Episode 31 - Fullstack Accessibility with Ben Myers

Ben Myers is a web developer, accessibility advocate, and human T-rex. He is also the host of Some Antics, a weekly educational livestream.

In this episode we discuss the processes that lead to inaccessible websites, the mental models fullstack developers need to build accessible websites, the tools they can leverage to improve their site's accessibility, how to keep a healthy skepticism towards accessibility focused products, and the necessity of centering accessibility efforts on the experiences of disabled users.

Ben Myers


Ben Myers, welcome to the show.

Howdy. Howdy. It's good to be here.

Why don't you introduce yourself to our guests and let us know who you are and what you do?

Absolutely. My name is Ben. I've been doing web development full time for nearly three years now. I try to be a force in the community for accessibility advocacy. Web accessibility is a big passion of mine, I like to blog about it. Recently I've started a weekly Twitch stream where I bring on guests and they teach me something about web development, core web tech and/or accessibility. So if you've seen me around, that's likely why.

We've gotten to know each other through the React Podcast Discord, we actually just talked with Chan yesterday. You have now spun off your Twitch channel, Some Antics, which I really like I think that's a really great name for an accessibility channel.

I was really excited that you were doing it because we had already been talking about doing some sort of accessibility themed stream for RedwoodJS. We got to do that for Some Antics and I had a great time. I would love to hear a little bit about who your influences were in terms of creating it. I kind of have an idea, but I think our listeners would find it interesting.

So in terms of that stream, the main influence would be a Jason Lengstorf and his Learn with Jason show. For viewers, or I guess listeners who are unfamiliar, Learn with Jason is a twice weekly show where Jason brings on guests and they cover various aspects of the Jamstack. It's really great because you get to see just a wide variety of the web development world. It's such an open, inviting community, which I really appreciate.

I've been trying to sort of, I don't want to say like, ape that whole thing. But, I've been inspired by that approach, bringing on people in the web development world. People who can show off interesting things that perhaps they don't always have the platform to do. And just teach me and teach the audience a new thing the web.

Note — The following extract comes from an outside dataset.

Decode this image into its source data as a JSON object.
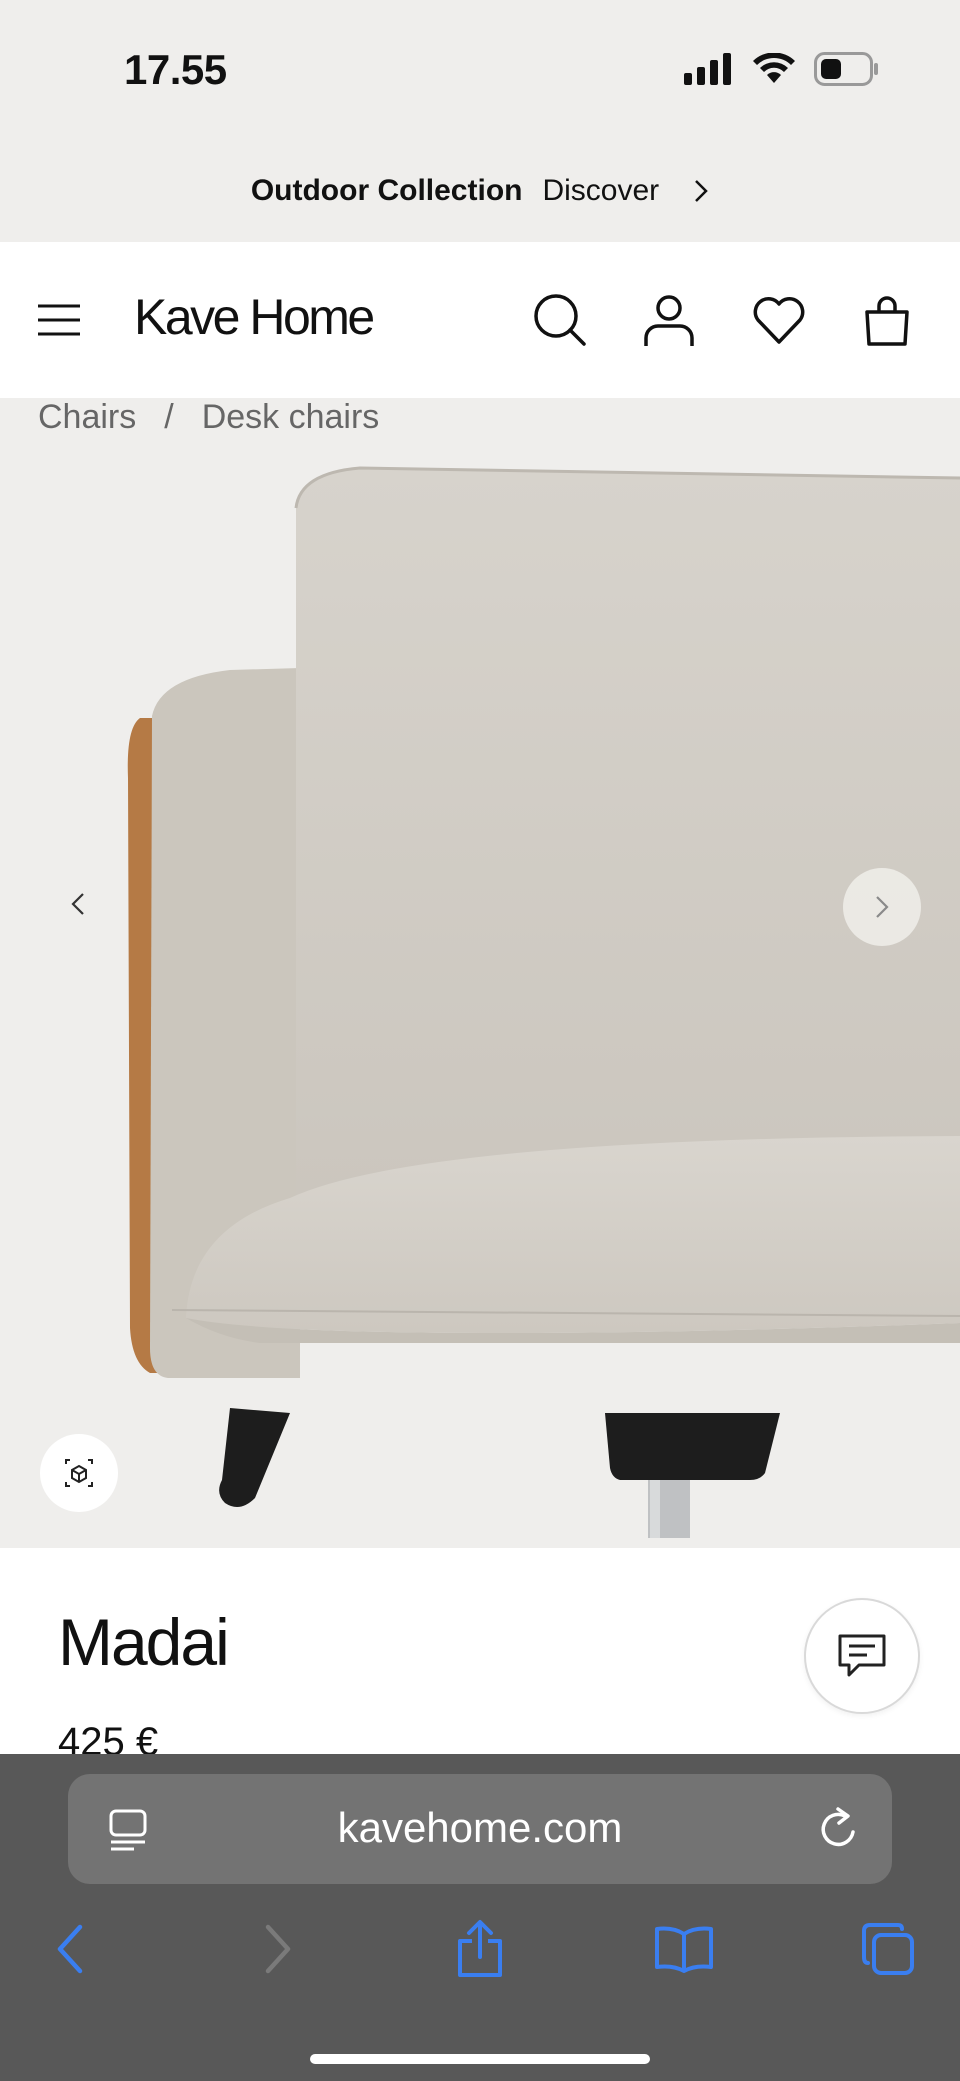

I focus on core web technologies because. I think that's really foundational to the stuff that we do on a day in and day out basis. We have tons of frameworks. We have meta frameworks, I'm sure at some point we'll have meta meta frameworks, but at some point it all comes down to the building blocks. And I think the single most impactful thing I can do for web development is really focusing on getting absolutely solid with those building blocks.

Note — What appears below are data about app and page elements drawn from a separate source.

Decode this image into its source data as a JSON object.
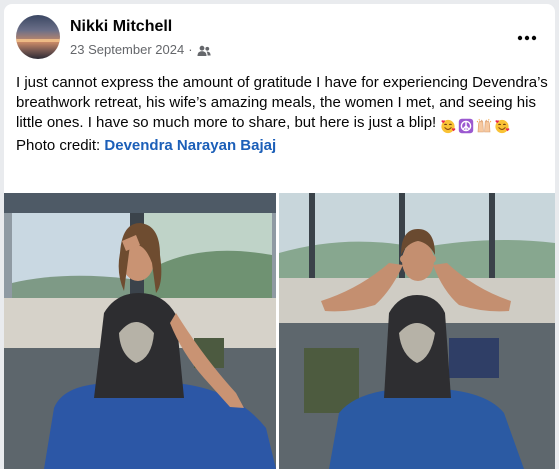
{
  "post": {
    "author": "Nikki Mitchell",
    "date": "23 September 2024",
    "separator": "·",
    "audience_icon": "friends-icon",
    "more_icon": "more-horizontal-icon",
    "text": "I just cannot express the amount of gratitude I have for experiencing Devendra’s breathwork retreat, his wife’s amazing meals, the women I met, and seeing his little ones. I have so much more to share, but here is just a blip!",
    "emojis": [
      "smiling-face-with-hearts",
      "peace-symbol",
      "raising-hands",
      "smiling-face-with-hearts"
    ],
    "credit_label": "Photo credit: ",
    "credit_name": "Devendra Narayan Bajaj"
  },
  "colors": {
    "name_text": "#050505",
    "secondary_text": "#65676b",
    "link": "#1c5fb8",
    "peace_emoji_bg": "#9b59d0"
  },
  "photos": [
    {
      "subject": "woman-meditating-hand-on-forehead"
    },
    {
      "subject": "woman-meditating-fingers-on-eyes"
    }
  ]
}
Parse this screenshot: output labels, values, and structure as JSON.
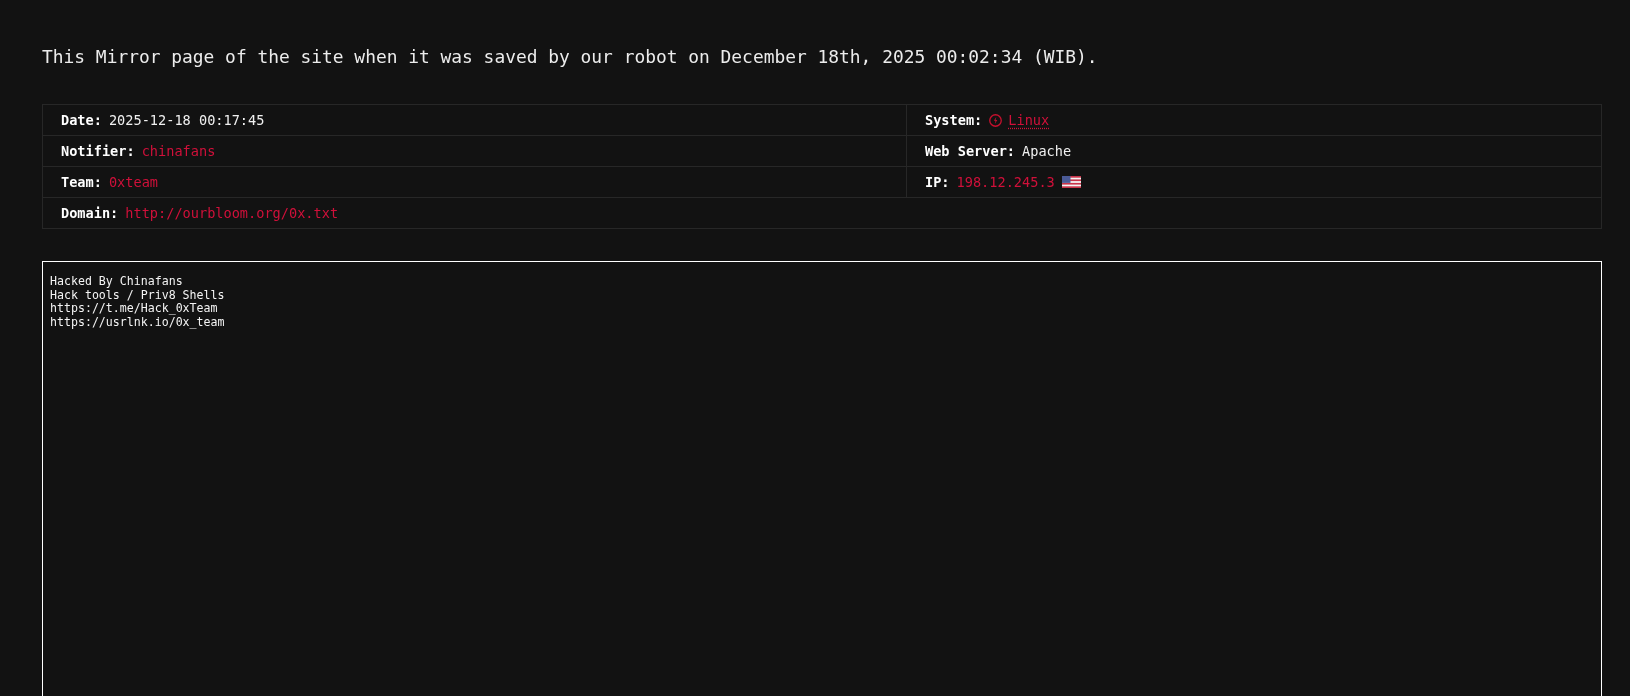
{
  "notice": "This Mirror page of the site when it was saved by our robot on December 18th, 2025 00:02:34 (WIB).",
  "info_table": {
    "rows": [
      {
        "cells": [
          {
            "label": "Date:",
            "value": "2025-12-18 00:17:45",
            "kind": "text"
          },
          {
            "label": "System:",
            "value": "Linux",
            "kind": "os_link"
          }
        ]
      },
      {
        "cells": [
          {
            "label": "Notifier:",
            "value": "chinafans",
            "kind": "link"
          },
          {
            "label": "Web Server:",
            "value": "Apache",
            "kind": "text"
          }
        ]
      },
      {
        "cells": [
          {
            "label": "Team:",
            "value": "0xteam",
            "kind": "link"
          },
          {
            "label": "IP:",
            "value": "198.12.245.3",
            "kind": "ip"
          }
        ]
      },
      {
        "cells": [
          {
            "label": "Domain:",
            "value": "http://ourbloom.org/0x.txt",
            "kind": "link"
          }
        ]
      }
    ]
  },
  "mirror_frame": {
    "lines": [
      "Hacked By Chinafans",
      "Hack tools / Priv8 Shells",
      "https://t.me/Hack_0xTeam",
      "https://usrlnk.io/0x_team"
    ]
  }
}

I'd be really curious to hear, how did you first get it programming? Like what was the first kind of program you ever wrote or your first programming language or your first website? Anything like that?

Okay. I have always been a computer guy. This goes back to even as an infant, as a toddler. One of my favorite like family stories that gets passed around every once in a while, is that my parents realized like, "Oh, Ben's probably been on the computer too much as of late and we need to wean them off of that." They turned the computer off and you know, this was in the day where all computers by default had towers and everything that people weren't really using laptops.

They turn the computer off and they stuck a post-it note over the power button on the tower. If it said no little toddler me really wanted to use the computer. So he took the sticky note off, turned it upside down. So it said on stuck it back on, turn the power on and started using the computer. Just really and truly computers have been a big part of just me growing up. They were a big part of my childhood.

I actually made my first website back in like 4th and 5th grade. I used one of those free website builders and it was atrocious. I do not look back on that site with the most kindness, perhaps, but it was my first site. I got to college and I had this idea that I was probably going to end up doing something technical, but I wasn't sure what that would be.

I was undecided for my major, but I figured, you know what? I like computers. I'm going to play around with computer science as well as the business IT program that we had. Ultimately I ended up taking computer science and really enjoying that. That's kind of my journey to getting into programming, a childhood full of computers.

Yeah, it definitely resonates with, I'm sure, me and Chris, same sort of situation growing up. We're really excited to have you here because something that I talked about when I was on your stream is that we're really focused on full stack development here, obviously this is FSJam, fullstack Jamstack. Part of what we really enjoy about that is that it allows solo developers to go really far by themselves with these tools. But what comes along with that is a responsibility, I see, of having a whole end to end understanding of...


FSJam is a podcast for developers, designers and entrepreneurs about how to build products and tools for the modern web. Guests from around the web talk about technologies they use and build and how you can use them to build better full-stack applications.